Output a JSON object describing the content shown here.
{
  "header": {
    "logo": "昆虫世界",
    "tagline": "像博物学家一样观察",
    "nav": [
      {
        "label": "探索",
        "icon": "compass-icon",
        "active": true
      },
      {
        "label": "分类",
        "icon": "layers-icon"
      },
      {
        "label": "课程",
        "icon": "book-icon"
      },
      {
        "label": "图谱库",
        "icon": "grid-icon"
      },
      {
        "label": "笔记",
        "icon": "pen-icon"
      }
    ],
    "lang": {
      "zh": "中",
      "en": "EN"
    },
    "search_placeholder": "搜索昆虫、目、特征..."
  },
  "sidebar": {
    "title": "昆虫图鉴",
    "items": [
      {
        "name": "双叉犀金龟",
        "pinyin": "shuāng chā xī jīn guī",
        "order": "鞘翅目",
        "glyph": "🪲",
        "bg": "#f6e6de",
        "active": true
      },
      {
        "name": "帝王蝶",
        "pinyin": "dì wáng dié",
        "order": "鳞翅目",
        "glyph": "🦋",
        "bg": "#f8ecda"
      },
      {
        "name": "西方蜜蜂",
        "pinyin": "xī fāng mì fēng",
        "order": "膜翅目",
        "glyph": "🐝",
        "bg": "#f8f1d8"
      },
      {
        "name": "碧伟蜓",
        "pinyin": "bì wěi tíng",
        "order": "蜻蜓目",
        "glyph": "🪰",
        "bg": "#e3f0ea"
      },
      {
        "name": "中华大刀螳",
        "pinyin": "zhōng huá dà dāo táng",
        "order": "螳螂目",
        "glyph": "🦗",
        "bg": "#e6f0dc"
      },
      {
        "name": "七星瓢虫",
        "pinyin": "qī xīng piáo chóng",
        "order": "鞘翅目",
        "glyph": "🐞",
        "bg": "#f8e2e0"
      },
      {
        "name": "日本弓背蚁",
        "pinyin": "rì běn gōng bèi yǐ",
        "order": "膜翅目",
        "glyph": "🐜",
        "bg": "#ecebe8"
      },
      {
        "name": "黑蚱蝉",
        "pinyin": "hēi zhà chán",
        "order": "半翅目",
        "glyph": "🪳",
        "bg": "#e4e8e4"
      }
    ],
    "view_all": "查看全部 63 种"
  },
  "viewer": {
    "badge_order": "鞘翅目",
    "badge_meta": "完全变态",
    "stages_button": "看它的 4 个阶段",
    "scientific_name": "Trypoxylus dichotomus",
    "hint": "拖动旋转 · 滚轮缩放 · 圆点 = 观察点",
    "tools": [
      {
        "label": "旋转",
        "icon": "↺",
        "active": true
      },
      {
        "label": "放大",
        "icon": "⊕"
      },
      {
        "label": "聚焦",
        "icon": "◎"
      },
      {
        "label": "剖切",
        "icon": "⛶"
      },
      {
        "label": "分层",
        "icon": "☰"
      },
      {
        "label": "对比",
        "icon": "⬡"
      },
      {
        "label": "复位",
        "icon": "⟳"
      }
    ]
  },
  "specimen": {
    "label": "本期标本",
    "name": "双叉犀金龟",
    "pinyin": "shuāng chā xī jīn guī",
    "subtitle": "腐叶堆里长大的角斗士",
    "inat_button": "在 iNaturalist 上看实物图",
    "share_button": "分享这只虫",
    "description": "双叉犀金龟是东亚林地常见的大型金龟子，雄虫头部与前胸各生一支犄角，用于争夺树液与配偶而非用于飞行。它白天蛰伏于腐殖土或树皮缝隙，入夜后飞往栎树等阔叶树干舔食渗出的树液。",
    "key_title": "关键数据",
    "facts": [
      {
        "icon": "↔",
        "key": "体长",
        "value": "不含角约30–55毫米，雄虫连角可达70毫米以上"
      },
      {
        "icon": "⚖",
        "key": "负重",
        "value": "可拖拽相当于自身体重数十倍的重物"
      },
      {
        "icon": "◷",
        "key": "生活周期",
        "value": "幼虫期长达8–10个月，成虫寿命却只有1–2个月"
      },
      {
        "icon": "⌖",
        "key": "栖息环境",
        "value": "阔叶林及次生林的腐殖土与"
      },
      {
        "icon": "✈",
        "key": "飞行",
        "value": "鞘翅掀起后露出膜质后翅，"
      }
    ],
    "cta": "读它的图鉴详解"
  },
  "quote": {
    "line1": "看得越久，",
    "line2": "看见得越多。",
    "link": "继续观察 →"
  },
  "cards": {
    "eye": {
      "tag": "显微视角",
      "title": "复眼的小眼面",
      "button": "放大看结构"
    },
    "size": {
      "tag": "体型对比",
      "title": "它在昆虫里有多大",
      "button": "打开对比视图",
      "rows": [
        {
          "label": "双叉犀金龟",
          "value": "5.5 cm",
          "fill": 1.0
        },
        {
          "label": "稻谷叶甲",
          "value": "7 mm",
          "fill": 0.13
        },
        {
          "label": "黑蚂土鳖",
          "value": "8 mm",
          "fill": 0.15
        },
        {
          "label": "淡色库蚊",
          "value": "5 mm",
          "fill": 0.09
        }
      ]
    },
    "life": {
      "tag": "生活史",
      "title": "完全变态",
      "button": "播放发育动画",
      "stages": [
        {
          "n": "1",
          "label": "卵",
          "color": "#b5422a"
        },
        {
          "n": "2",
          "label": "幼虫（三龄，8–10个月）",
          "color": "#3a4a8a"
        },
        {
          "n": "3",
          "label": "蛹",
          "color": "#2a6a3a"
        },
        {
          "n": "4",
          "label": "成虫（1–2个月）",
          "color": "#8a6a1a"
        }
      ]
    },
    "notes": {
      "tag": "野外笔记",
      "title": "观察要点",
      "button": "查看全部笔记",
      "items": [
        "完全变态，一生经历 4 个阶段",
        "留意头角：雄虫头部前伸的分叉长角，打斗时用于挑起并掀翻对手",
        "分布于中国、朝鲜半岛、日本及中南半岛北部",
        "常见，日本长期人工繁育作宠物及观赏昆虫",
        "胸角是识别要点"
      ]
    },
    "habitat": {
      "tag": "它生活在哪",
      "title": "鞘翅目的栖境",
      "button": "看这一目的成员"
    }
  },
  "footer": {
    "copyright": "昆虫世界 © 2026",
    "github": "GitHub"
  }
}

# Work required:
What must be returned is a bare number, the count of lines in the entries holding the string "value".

# Result for this exercise:
9